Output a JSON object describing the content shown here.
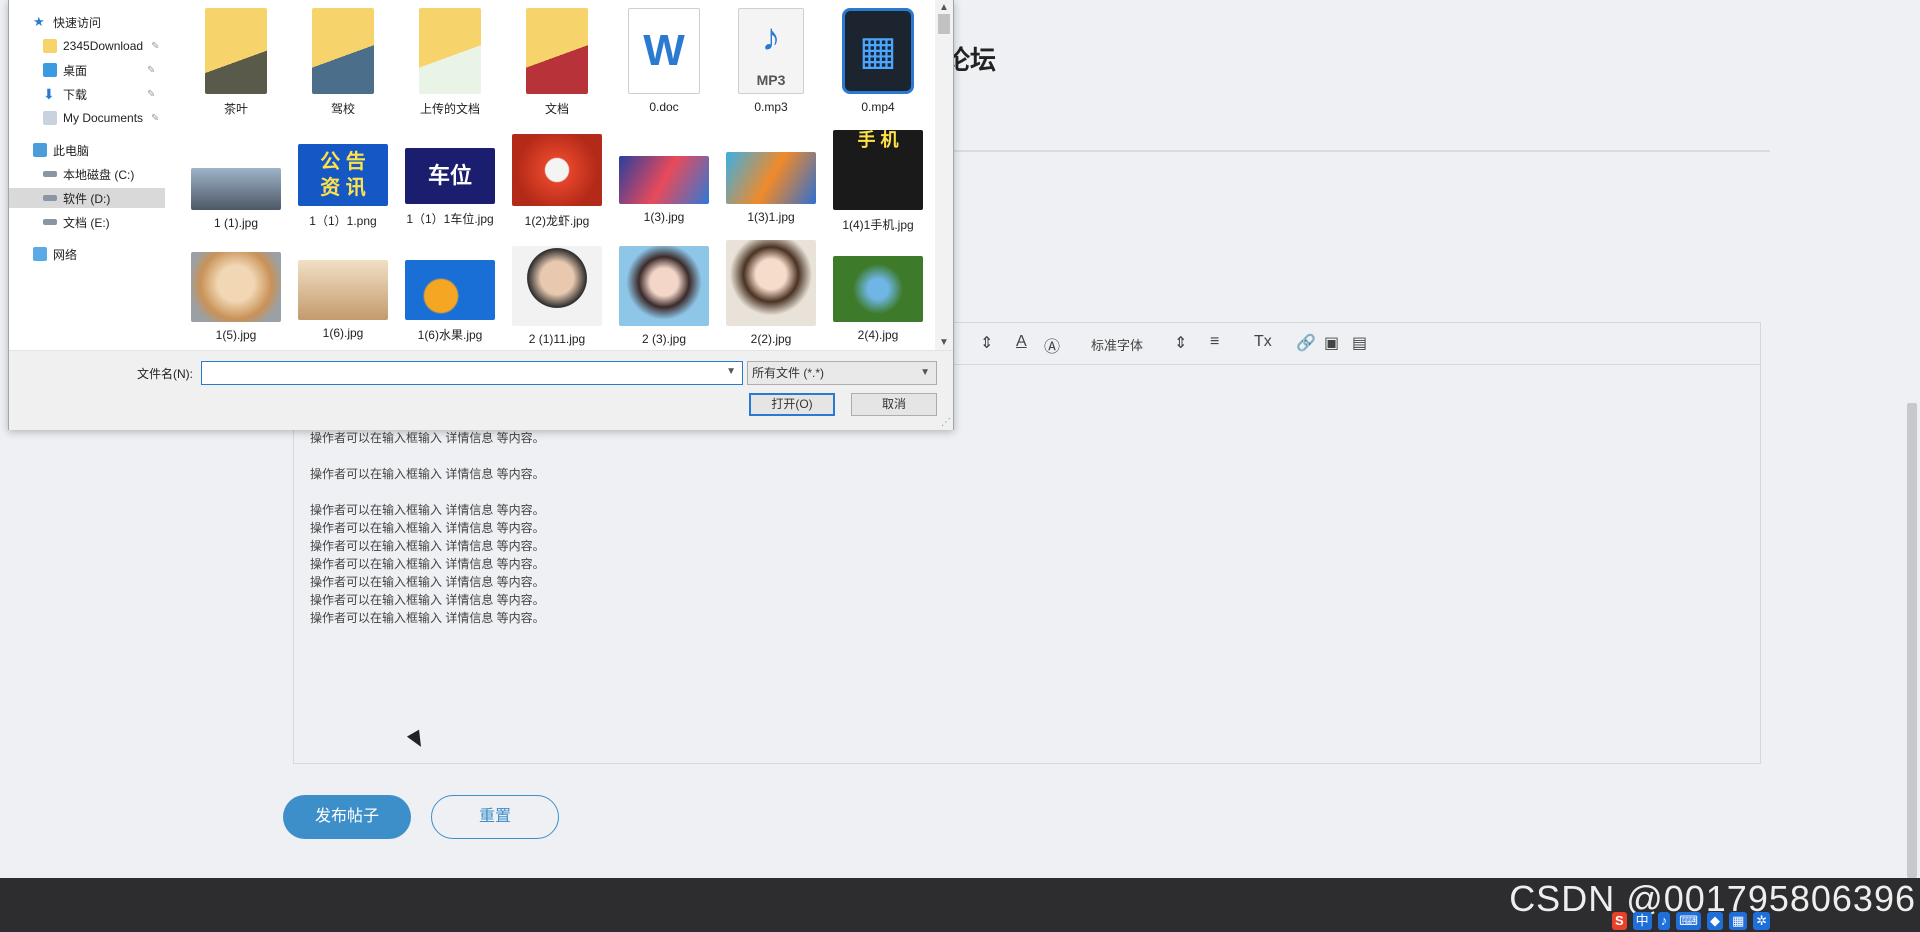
{
  "page": {
    "title": "论坛",
    "editor": {
      "font_select": "标准字体",
      "lines": [
        "操作者可以在输入框输入 详情信息 等内容。",
        "",
        "操作者可以在输入框输入 详情信息 等内容。",
        "",
        "操作者可以在输入框输入 详情信息 等内容。",
        "操作者可以在输入框输入 详情信息 等内容。",
        "操作者可以在输入框输入 详情信息 等内容。",
        "操作者可以在输入框输入 详情信息 等内容。",
        "操作者可以在输入框输入 详情信息 等内容。",
        "操作者可以在输入框输入 详情信息 等内容。",
        "操作者可以在输入框输入 详情信息 等内容。"
      ]
    },
    "submit_label": "发布帖子",
    "reset_label": "重置",
    "watermark": "CSDN @001795806396",
    "ime": {
      "sogou": "S",
      "lang": "中"
    }
  },
  "dialog": {
    "nav": {
      "quick_access": "快速访问",
      "items": [
        "2345Download",
        "桌面",
        "下载",
        "My Documents"
      ],
      "this_pc": "此电脑",
      "drives": [
        "本地磁盘 (C:)",
        "软件 (D:)",
        "文档 (E:)"
      ],
      "network": "网络"
    },
    "files": [
      {
        "name": "茶叶",
        "kind": "folder"
      },
      {
        "name": "驾校",
        "kind": "folder"
      },
      {
        "name": "上传的文档",
        "kind": "folder"
      },
      {
        "name": "文档",
        "kind": "folder"
      },
      {
        "name": "0.doc",
        "kind": "doc"
      },
      {
        "name": "0.mp3",
        "kind": "mp3",
        "badge": "MP3"
      },
      {
        "name": "0.mp4",
        "kind": "mp4"
      },
      {
        "name": "1 (1).jpg",
        "kind": "image"
      },
      {
        "name": "1（1）1.png",
        "kind": "text-image",
        "text": "公 告\n资 讯"
      },
      {
        "name": "1（1）1车位.jpg",
        "kind": "text-image",
        "text": "车位"
      },
      {
        "name": "1(2)龙虾.jpg",
        "kind": "image"
      },
      {
        "name": "1(3).jpg",
        "kind": "image"
      },
      {
        "name": "1(3)1.jpg",
        "kind": "image"
      },
      {
        "name": "1(4)1手机.jpg",
        "kind": "text-image",
        "text": "手 机"
      },
      {
        "name": "1(5).jpg",
        "kind": "image"
      },
      {
        "name": "1(6).jpg",
        "kind": "image"
      },
      {
        "name": "1(6)水果.jpg",
        "kind": "image"
      },
      {
        "name": "2 (1)11.jpg",
        "kind": "image"
      },
      {
        "name": "2 (3).jpg",
        "kind": "image"
      },
      {
        "name": "2(2).jpg",
        "kind": "image"
      },
      {
        "name": "2(4).jpg",
        "kind": "image"
      }
    ],
    "filename_label": "文件名(N):",
    "filename_value": "",
    "filetype": "所有文件 (*.*)",
    "open_label": "打开(O)",
    "cancel_label": "取消"
  }
}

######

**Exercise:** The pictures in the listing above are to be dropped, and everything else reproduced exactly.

**Solution:**
Output a JSON object describing the content shown here.
{
  "page": {
    "title": "论坛",
    "editor": {
      "font_select": "标准字体",
      "lines": [
        "操作者可以在输入框输入 详情信息 等内容。",
        "",
        "操作者可以在输入框输入 详情信息 等内容。",
        "",
        "操作者可以在输入框输入 详情信息 等内容。",
        "操作者可以在输入框输入 详情信息 等内容。",
        "操作者可以在输入框输入 详情信息 等内容。",
        "操作者可以在输入框输入 详情信息 等内容。",
        "操作者可以在输入框输入 详情信息 等内容。",
        "操作者可以在输入框输入 详情信息 等内容。",
        "操作者可以在输入框输入 详情信息 等内容。"
      ]
    },
    "submit_label": "发布帖子",
    "reset_label": "重置",
    "watermark": "CSDN @001795806396",
    "ime": {
      "sogou": "S",
      "lang": "中"
    }
  },
  "dialog": {
    "nav": {
      "quick_access": "快速访问",
      "items": [
        "2345Download",
        "桌面",
        "下载",
        "My Documents"
      ],
      "this_pc": "此电脑",
      "drives": [
        "本地磁盘 (C:)",
        "软件 (D:)",
        "文档 (E:)"
      ],
      "network": "网络"
    },
    "files": [
      {
        "name": "茶叶",
        "kind": "folder"
      },
      {
        "name": "驾校",
        "kind": "folder"
      },
      {
        "name": "上传的文档",
        "kind": "folder"
      },
      {
        "name": "文档",
        "kind": "folder"
      },
      {
        "name": "0.doc",
        "kind": "doc"
      },
      {
        "name": "0.mp3",
        "kind": "mp3",
        "badge": "MP3"
      },
      {
        "name": "0.mp4",
        "kind": "mp4"
      },
      {
        "name": "1 (1).jpg",
        "kind": "image"
      },
      {
        "name": "1（1）1.png",
        "kind": "text-image",
        "text": "公 告\n资 讯"
      },
      {
        "name": "1（1）1车位.jpg",
        "kind": "text-image",
        "text": "车位"
      },
      {
        "name": "1(2)龙虾.jpg",
        "kind": "image"
      },
      {
        "name": "1(3).jpg",
        "kind": "image"
      },
      {
        "name": "1(3)1.jpg",
        "kind": "image"
      },
      {
        "name": "1(4)1手机.jpg",
        "kind": "text-image",
        "text": "手 机"
      },
      {
        "name": "1(5).jpg",
        "kind": "image"
      },
      {
        "name": "1(6).jpg",
        "kind": "image"
      },
      {
        "name": "1(6)水果.jpg",
        "kind": "image"
      },
      {
        "name": "2 (1)11.jpg",
        "kind": "image"
      },
      {
        "name": "2 (3).jpg",
        "kind": "image"
      },
      {
        "name": "2(2).jpg",
        "kind": "image"
      },
      {
        "name": "2(4).jpg",
        "kind": "image"
      }
    ],
    "filename_label": "文件名(N):",
    "filename_value": "",
    "filetype": "所有文件 (*.*)",
    "open_label": "打开(O)",
    "cancel_label": "取消"
  }
}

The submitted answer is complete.